Data entries
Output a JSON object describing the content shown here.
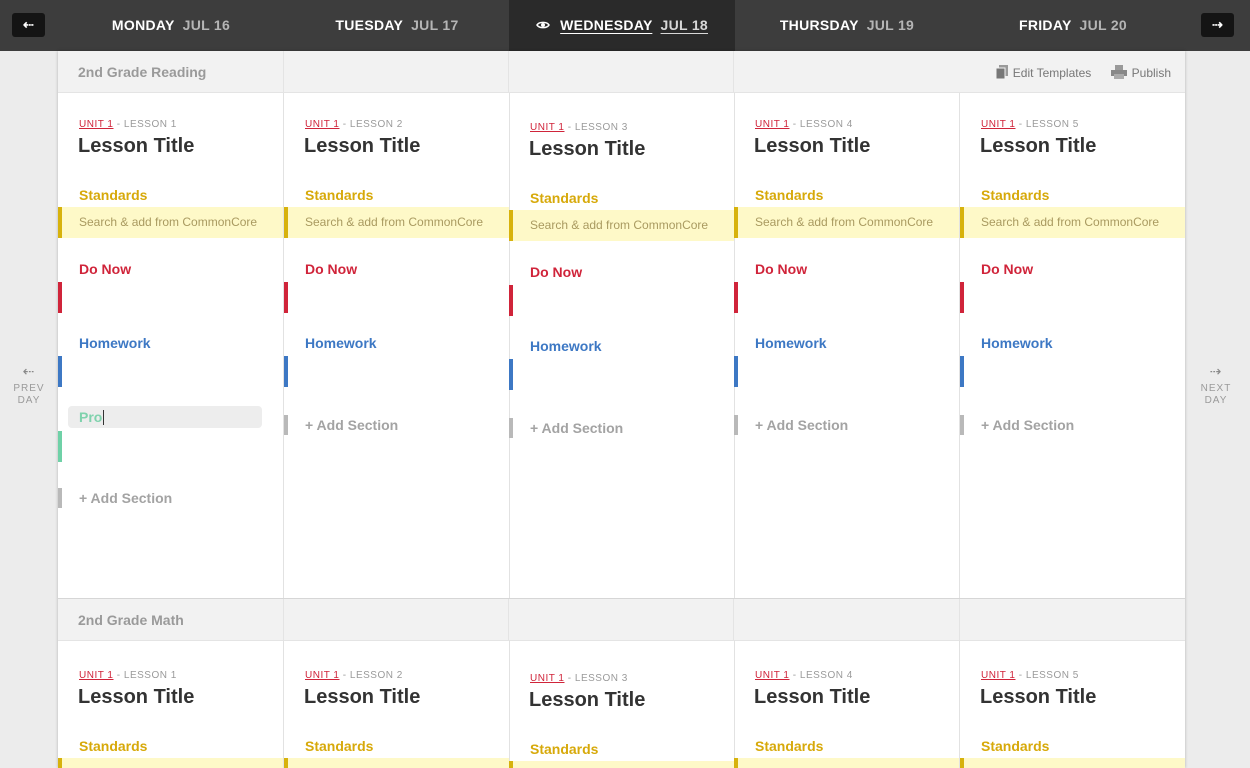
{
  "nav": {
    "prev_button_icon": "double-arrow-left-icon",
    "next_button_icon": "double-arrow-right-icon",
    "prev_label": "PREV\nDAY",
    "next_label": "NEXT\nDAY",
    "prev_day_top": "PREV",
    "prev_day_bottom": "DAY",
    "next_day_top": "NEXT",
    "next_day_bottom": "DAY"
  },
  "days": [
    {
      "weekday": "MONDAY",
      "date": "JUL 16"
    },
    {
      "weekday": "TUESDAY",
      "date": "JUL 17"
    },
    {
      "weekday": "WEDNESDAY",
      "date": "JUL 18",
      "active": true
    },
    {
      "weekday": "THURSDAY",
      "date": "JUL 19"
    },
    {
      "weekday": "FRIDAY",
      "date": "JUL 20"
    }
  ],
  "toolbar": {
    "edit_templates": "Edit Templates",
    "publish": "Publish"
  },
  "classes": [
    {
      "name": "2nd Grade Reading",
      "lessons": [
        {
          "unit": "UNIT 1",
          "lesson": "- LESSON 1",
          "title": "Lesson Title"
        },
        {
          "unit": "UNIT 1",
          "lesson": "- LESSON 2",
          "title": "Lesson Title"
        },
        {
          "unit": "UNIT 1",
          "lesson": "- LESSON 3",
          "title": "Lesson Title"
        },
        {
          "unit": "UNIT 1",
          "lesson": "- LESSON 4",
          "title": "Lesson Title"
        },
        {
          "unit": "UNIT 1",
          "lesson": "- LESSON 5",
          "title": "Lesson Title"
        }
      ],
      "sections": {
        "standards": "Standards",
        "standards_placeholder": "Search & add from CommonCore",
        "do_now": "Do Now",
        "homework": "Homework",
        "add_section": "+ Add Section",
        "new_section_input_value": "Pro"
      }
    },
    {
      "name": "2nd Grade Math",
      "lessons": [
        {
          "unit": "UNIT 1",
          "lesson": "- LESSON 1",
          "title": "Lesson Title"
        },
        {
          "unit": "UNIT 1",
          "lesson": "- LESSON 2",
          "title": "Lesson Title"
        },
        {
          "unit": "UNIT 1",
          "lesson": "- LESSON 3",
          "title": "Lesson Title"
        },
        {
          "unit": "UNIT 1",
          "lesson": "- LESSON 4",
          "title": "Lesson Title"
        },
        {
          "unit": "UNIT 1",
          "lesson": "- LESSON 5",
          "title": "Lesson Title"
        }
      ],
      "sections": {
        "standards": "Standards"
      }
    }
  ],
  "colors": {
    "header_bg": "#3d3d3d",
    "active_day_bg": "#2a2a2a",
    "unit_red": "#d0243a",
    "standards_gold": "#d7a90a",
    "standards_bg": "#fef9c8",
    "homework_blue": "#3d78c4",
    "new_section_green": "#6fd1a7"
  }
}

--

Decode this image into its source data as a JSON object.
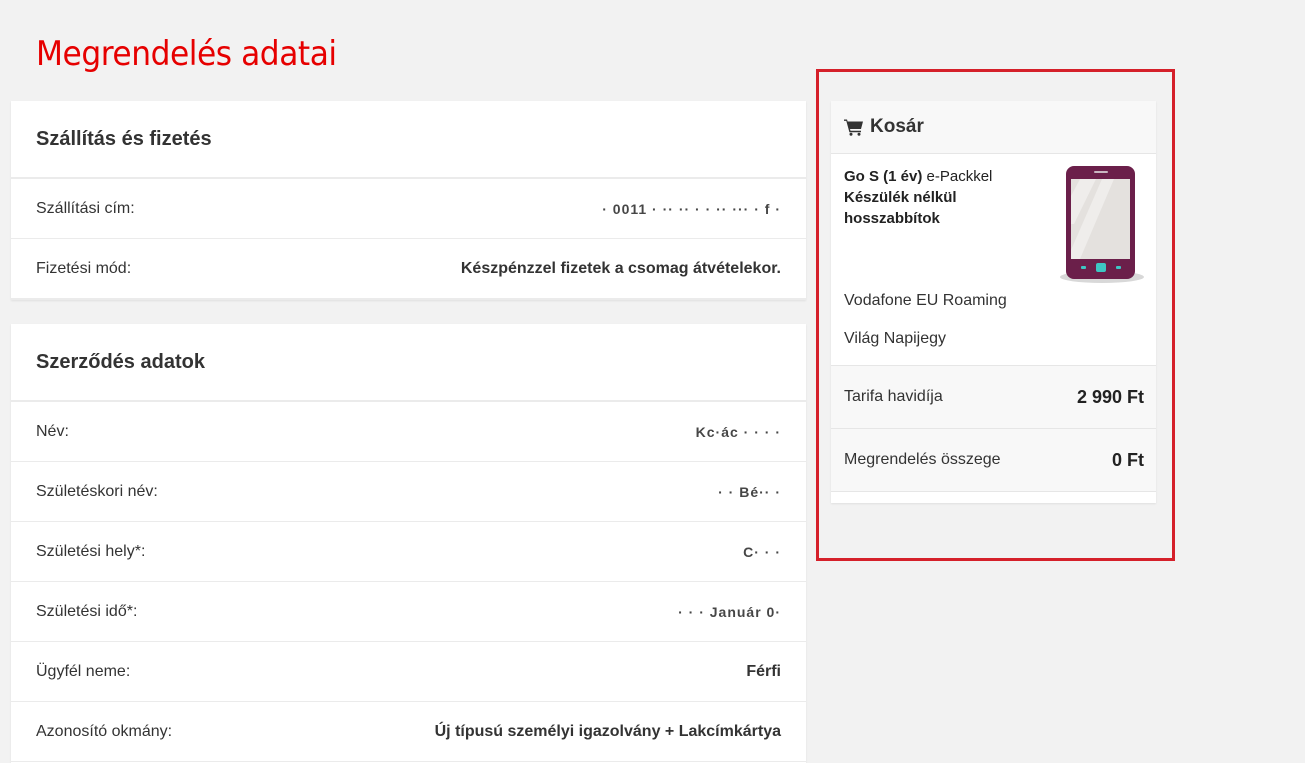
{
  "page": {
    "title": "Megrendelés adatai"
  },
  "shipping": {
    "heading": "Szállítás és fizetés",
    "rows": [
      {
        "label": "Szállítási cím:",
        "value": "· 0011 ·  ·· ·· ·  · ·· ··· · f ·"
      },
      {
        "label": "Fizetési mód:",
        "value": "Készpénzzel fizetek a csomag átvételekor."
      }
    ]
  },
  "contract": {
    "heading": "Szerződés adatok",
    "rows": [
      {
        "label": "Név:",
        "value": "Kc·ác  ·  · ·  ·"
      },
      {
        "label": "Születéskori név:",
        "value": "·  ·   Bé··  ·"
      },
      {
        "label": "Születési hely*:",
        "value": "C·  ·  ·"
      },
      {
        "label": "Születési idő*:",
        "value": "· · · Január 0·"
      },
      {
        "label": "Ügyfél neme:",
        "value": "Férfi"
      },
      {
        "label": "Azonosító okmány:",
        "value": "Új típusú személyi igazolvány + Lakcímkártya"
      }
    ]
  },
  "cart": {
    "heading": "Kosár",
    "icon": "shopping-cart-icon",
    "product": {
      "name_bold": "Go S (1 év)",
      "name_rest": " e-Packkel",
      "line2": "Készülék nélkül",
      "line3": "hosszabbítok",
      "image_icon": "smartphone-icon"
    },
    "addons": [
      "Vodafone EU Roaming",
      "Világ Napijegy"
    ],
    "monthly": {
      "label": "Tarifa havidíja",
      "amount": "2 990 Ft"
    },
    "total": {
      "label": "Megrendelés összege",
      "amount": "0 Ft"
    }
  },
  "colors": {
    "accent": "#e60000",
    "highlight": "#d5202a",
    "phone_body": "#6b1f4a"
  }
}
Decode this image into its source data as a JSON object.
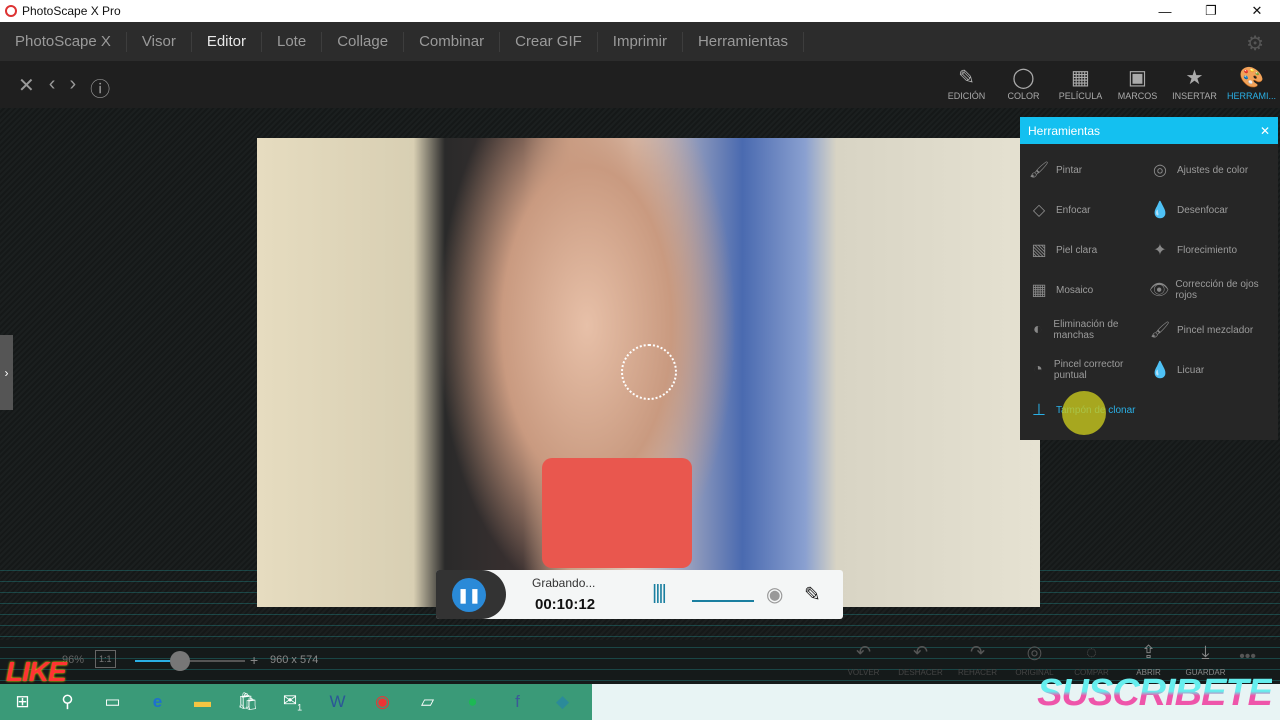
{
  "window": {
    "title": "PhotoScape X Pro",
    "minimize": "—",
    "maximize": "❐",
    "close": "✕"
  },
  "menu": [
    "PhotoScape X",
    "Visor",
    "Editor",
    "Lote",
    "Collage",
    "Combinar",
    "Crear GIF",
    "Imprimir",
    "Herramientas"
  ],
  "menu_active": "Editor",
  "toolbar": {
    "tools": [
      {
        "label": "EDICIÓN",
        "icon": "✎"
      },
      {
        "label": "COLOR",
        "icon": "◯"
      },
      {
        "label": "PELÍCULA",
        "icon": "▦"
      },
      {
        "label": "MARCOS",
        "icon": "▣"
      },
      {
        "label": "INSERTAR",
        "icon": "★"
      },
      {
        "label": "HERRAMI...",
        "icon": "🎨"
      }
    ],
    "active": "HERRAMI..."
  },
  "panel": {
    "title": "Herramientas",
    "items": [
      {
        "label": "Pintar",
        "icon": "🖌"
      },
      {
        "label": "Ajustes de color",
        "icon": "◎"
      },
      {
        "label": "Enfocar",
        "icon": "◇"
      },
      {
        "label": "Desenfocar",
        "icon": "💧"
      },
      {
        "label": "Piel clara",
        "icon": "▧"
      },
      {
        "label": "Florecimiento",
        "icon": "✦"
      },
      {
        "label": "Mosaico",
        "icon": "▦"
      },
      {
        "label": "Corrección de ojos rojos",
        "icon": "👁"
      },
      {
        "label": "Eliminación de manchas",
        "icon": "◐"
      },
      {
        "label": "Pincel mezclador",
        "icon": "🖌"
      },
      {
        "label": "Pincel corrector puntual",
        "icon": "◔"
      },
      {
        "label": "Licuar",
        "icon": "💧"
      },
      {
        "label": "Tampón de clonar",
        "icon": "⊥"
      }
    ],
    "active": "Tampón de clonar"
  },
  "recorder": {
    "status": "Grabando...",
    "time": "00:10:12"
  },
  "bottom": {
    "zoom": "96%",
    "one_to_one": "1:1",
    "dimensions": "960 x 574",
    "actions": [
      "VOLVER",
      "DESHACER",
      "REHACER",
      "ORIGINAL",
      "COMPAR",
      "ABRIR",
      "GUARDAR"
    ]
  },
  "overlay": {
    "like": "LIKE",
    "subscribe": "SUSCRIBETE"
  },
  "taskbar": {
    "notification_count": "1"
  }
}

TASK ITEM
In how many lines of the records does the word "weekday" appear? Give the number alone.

ANSWER TO THE PROBLEM
5